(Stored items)
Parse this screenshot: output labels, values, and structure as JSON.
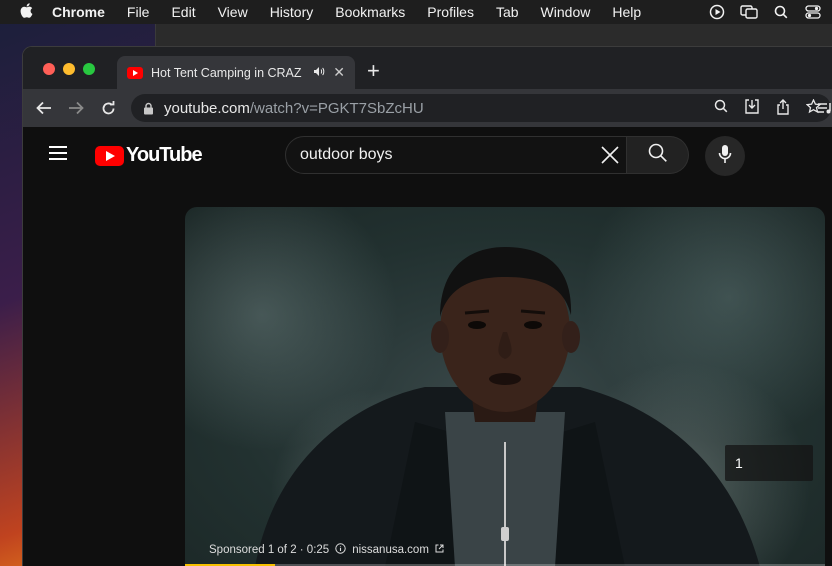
{
  "menubar": {
    "app": "Chrome",
    "items": [
      "File",
      "Edit",
      "View",
      "History",
      "Bookmarks",
      "Profiles",
      "Tab",
      "Window",
      "Help"
    ]
  },
  "tab": {
    "title": "Hot Tent Camping in CRAZ"
  },
  "address": {
    "host": "youtube.com",
    "path": "/watch?v=PGKT7SbZcHU"
  },
  "youtube": {
    "logo_text": "YouTube",
    "search_value": "outdoor boys"
  },
  "ad": {
    "skip_count": "1",
    "sponsored": "Sponsored 1 of 2 · 0:25",
    "advertiser": "nissanusa.com",
    "progress": 0.14
  },
  "colors": {
    "yt_red": "#ff0000",
    "ad_progress": "#f6c000",
    "light_close": "#ff5f57",
    "light_min": "#febc2e",
    "light_max": "#28c840"
  }
}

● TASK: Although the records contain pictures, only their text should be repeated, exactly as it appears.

● EXERCISE SOLUTION:
Parse this screenshot: output labels, values, and structure as JSON.
{
  "menubar": {
    "app": "Chrome",
    "items": [
      "File",
      "Edit",
      "View",
      "History",
      "Bookmarks",
      "Profiles",
      "Tab",
      "Window",
      "Help"
    ]
  },
  "tab": {
    "title": "Hot Tent Camping in CRAZ"
  },
  "address": {
    "host": "youtube.com",
    "path": "/watch?v=PGKT7SbZcHU"
  },
  "youtube": {
    "logo_text": "YouTube",
    "search_value": "outdoor boys"
  },
  "ad": {
    "skip_count": "1",
    "sponsored": "Sponsored 1 of 2 · 0:25",
    "advertiser": "nissanusa.com",
    "progress": 0.14
  },
  "colors": {
    "yt_red": "#ff0000",
    "ad_progress": "#f6c000",
    "light_close": "#ff5f57",
    "light_min": "#febc2e",
    "light_max": "#28c840"
  }
}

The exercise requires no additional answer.